**EXERCISE DIRECTIONS**
Produce the records again in full, exactly as shown below.

**DATA LISTING**
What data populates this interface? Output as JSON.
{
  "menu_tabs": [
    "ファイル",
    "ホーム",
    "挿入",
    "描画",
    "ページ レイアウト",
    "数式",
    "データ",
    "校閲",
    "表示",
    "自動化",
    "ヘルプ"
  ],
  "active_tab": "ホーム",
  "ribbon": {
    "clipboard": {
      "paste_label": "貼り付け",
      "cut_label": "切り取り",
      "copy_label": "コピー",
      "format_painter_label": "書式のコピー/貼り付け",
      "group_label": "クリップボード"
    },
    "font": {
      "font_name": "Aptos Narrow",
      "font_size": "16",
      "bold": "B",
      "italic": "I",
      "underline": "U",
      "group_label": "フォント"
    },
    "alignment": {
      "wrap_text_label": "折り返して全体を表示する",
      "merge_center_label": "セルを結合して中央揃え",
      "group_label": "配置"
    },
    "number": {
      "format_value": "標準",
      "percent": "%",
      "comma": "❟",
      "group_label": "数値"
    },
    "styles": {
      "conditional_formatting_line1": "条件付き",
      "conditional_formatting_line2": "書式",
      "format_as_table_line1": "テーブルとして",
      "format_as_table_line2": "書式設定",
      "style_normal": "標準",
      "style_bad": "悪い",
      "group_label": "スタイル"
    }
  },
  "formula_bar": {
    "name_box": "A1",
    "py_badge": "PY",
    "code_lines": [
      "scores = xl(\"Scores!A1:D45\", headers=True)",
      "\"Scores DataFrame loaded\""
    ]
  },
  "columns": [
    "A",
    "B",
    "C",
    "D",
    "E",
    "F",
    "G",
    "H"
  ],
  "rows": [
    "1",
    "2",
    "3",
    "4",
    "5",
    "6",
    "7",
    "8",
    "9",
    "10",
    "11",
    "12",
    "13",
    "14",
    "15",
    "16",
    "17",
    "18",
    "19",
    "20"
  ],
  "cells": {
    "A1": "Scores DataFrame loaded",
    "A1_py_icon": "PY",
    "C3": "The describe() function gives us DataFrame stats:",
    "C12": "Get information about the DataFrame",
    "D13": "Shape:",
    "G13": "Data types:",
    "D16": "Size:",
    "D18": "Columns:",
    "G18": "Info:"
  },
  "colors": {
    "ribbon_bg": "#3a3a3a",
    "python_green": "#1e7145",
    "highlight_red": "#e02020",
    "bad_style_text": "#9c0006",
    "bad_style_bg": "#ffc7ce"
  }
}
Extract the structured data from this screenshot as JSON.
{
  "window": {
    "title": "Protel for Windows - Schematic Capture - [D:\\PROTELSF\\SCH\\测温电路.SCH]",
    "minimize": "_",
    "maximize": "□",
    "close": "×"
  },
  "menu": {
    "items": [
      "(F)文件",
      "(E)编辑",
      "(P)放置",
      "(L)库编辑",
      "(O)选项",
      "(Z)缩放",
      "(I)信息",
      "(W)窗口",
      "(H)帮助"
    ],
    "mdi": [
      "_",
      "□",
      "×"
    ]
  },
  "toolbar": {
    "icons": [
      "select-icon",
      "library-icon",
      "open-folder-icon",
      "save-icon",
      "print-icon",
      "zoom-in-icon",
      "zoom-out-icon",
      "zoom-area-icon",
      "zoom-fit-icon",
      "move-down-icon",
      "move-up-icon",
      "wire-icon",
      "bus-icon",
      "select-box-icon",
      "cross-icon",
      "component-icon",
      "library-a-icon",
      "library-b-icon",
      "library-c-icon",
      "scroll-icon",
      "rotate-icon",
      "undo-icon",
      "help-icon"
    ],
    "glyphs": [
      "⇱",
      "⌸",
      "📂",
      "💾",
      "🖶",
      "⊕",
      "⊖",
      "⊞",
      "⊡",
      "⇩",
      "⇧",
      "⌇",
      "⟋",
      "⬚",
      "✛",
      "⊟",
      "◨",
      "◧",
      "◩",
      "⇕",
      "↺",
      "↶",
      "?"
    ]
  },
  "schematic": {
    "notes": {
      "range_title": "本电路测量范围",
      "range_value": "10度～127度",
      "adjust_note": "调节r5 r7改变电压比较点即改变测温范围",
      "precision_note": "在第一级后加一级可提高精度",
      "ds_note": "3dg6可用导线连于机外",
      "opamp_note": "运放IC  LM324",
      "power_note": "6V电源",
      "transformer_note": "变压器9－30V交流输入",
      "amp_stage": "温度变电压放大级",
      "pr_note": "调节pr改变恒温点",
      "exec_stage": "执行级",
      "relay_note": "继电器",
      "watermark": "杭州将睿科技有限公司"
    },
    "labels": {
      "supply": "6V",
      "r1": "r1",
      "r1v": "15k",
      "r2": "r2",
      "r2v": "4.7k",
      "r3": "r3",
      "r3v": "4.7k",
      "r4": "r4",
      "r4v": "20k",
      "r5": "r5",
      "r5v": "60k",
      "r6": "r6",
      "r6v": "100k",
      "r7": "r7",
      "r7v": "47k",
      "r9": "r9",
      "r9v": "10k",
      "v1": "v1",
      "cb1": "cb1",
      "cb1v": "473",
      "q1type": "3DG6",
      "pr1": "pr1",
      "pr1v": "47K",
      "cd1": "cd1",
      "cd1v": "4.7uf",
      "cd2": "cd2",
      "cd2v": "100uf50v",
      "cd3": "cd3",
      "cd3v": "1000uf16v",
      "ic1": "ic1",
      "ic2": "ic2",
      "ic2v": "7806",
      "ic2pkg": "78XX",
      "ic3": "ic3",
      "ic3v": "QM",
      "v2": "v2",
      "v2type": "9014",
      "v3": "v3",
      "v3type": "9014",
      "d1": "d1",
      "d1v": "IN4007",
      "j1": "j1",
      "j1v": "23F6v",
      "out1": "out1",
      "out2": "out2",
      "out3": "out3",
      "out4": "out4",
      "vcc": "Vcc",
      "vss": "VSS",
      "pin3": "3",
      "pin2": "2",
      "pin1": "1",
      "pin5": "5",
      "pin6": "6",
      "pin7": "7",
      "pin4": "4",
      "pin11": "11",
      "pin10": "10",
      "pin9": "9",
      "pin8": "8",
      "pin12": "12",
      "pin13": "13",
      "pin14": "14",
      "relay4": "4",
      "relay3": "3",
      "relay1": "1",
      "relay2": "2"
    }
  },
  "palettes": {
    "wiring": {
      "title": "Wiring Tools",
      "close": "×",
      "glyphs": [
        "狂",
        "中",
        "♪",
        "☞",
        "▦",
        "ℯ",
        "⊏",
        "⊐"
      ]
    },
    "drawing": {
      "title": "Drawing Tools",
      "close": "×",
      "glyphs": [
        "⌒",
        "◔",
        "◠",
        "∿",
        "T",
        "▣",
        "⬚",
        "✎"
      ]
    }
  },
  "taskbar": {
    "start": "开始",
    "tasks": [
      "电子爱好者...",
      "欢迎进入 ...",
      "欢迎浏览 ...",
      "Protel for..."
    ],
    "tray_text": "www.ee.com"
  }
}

**RESPONSE TO THE EXERCISE**
What data populates this interface? Output as JSON.
{
  "menu_tabs": [
    "ファイル",
    "ホーム",
    "挿入",
    "描画",
    "ページ レイアウト",
    "数式",
    "データ",
    "校閲",
    "表示",
    "自動化",
    "ヘルプ"
  ],
  "active_tab": "ホーム",
  "ribbon": {
    "clipboard": {
      "paste_label": "貼り付け",
      "cut_label": "切り取り",
      "copy_label": "コピー",
      "format_painter_label": "書式のコピー/貼り付け",
      "group_label": "クリップボード"
    },
    "font": {
      "font_name": "Aptos Narrow",
      "font_size": "16",
      "bold": "B",
      "italic": "I",
      "underline": "U",
      "group_label": "フォント"
    },
    "alignment": {
      "wrap_text_label": "折り返して全体を表示する",
      "merge_center_label": "セルを結合して中央揃え",
      "group_label": "配置"
    },
    "number": {
      "format_value": "標準",
      "percent": "%",
      "comma": "❟",
      "group_label": "数値"
    },
    "styles": {
      "conditional_formatting_line1": "条件付き",
      "conditional_formatting_line2": "書式",
      "format_as_table_line1": "テーブルとして",
      "format_as_table_line2": "書式設定",
      "style_normal": "標準",
      "style_bad": "悪い",
      "group_label": "スタイル"
    }
  },
  "formula_bar": {
    "name_box": "A1",
    "py_badge": "PY",
    "code_lines": [
      "scores = xl(\"Scores!A1:D45\", headers=True)",
      "\"Scores DataFrame loaded\""
    ]
  },
  "columns": [
    "A",
    "B",
    "C",
    "D",
    "E",
    "F",
    "G",
    "H"
  ],
  "rows": [
    "1",
    "2",
    "3",
    "4",
    "5",
    "6",
    "7",
    "8",
    "9",
    "10",
    "11",
    "12",
    "13",
    "14",
    "15",
    "16",
    "17",
    "18",
    "19",
    "20"
  ],
  "cells": {
    "A1": "Scores DataFrame loaded",
    "A1_py_icon": "PY",
    "C3": "The describe() function gives us DataFrame stats:",
    "C12": "Get information about the DataFrame",
    "D13": "Shape:",
    "G13": "Data types:",
    "D16": "Size:",
    "D18": "Columns:",
    "G18": "Info:"
  },
  "colors": {
    "ribbon_bg": "#3a3a3a",
    "python_green": "#1e7145",
    "highlight_red": "#e02020",
    "bad_style_text": "#9c0006",
    "bad_style_bg": "#ffc7ce"
  }
}
Extract the structured data from this screenshot as JSON.
{
  "window": {
    "title": "Protel for Windows - Schematic Capture - [D:\\PROTELSF\\SCH\\测温电路.SCH]",
    "minimize": "_",
    "maximize": "□",
    "close": "×"
  },
  "menu": {
    "items": [
      "(F)文件",
      "(E)编辑",
      "(P)放置",
      "(L)库编辑",
      "(O)选项",
      "(Z)缩放",
      "(I)信息",
      "(W)窗口",
      "(H)帮助"
    ],
    "mdi": [
      "_",
      "□",
      "×"
    ]
  },
  "toolbar": {
    "icons": [
      "select-icon",
      "library-icon",
      "open-folder-icon",
      "save-icon",
      "print-icon",
      "zoom-in-icon",
      "zoom-out-icon",
      "zoom-area-icon",
      "zoom-fit-icon",
      "move-down-icon",
      "move-up-icon",
      "wire-icon",
      "bus-icon",
      "select-box-icon",
      "cross-icon",
      "component-icon",
      "library-a-icon",
      "library-b-icon",
      "library-c-icon",
      "scroll-icon",
      "rotate-icon",
      "undo-icon",
      "help-icon"
    ],
    "glyphs": [
      "⇱",
      "⌸",
      "📂",
      "💾",
      "🖶",
      "⊕",
      "⊖",
      "⊞",
      "⊡",
      "⇩",
      "⇧",
      "⌇",
      "⟋",
      "⬚",
      "✛",
      "⊟",
      "◨",
      "◧",
      "◩",
      "⇕",
      "↺",
      "↶",
      "?"
    ]
  },
  "schematic": {
    "notes": {
      "range_title": "本电路测量范围",
      "range_value": "10度～127度",
      "adjust_note": "调节r5 r7改变电压比较点即改变测温范围",
      "precision_note": "在第一级后加一级可提高精度",
      "ds_note": "3dg6可用导线连于机外",
      "opamp_note": "运放IC  LM324",
      "power_note": "6V电源",
      "transformer_note": "变压器9－30V交流输入",
      "amp_stage": "温度变电压放大级",
      "pr_note": "调节pr改变恒温点",
      "exec_stage": "执行级",
      "relay_note": "继电器",
      "watermark": "杭州将睿科技有限公司"
    },
    "labels": {
      "supply": "6V",
      "r1": "r1",
      "r1v": "15k",
      "r2": "r2",
      "r2v": "4.7k",
      "r3": "r3",
      "r3v": "4.7k",
      "r4": "r4",
      "r4v": "20k",
      "r5": "r5",
      "r5v": "60k",
      "r6": "r6",
      "r6v": "100k",
      "r7": "r7",
      "r7v": "47k",
      "r9": "r9",
      "r9v": "10k",
      "v1": "v1",
      "cb1": "cb1",
      "cb1v": "473",
      "q1type": "3DG6",
      "pr1": "pr1",
      "pr1v": "47K",
      "cd1": "cd1",
      "cd1v": "4.7uf",
      "cd2": "cd2",
      "cd2v": "100uf50v",
      "cd3": "cd3",
      "cd3v": "1000uf16v",
      "ic1": "ic1",
      "ic2": "ic2",
      "ic2v": "7806",
      "ic2pkg": "78XX",
      "ic3": "ic3",
      "ic3v": "QM",
      "v2": "v2",
      "v2type": "9014",
      "v3": "v3",
      "v3type": "9014",
      "d1": "d1",
      "d1v": "IN4007",
      "j1": "j1",
      "j1v": "23F6v",
      "out1": "out1",
      "out2": "out2",
      "out3": "out3",
      "out4": "out4",
      "vcc": "Vcc",
      "vss": "VSS",
      "pin3": "3",
      "pin2": "2",
      "pin1": "1",
      "pin5": "5",
      "pin6": "6",
      "pin7": "7",
      "pin4": "4",
      "pin11": "11",
      "pin10": "10",
      "pin9": "9",
      "pin8": "8",
      "pin12": "12",
      "pin13": "13",
      "pin14": "14",
      "relay4": "4",
      "relay3": "3",
      "relay1": "1",
      "relay2": "2"
    }
  },
  "palettes": {
    "wiring": {
      "title": "Wiring Tools",
      "close": "×",
      "glyphs": [
        "狂",
        "中",
        "♪",
        "☞",
        "▦",
        "ℯ",
        "⊏",
        "⊐"
      ]
    },
    "drawing": {
      "title": "Drawing Tools",
      "close": "×",
      "glyphs": [
        "⌒",
        "◔",
        "◠",
        "∿",
        "T",
        "▣",
        "⬚",
        "✎"
      ]
    }
  },
  "taskbar": {
    "start": "开始",
    "tasks": [
      "电子爱好者...",
      "欢迎进入 ...",
      "欢迎浏览 ...",
      "Protel for..."
    ],
    "tray_text": "www.ee.com"
  }
}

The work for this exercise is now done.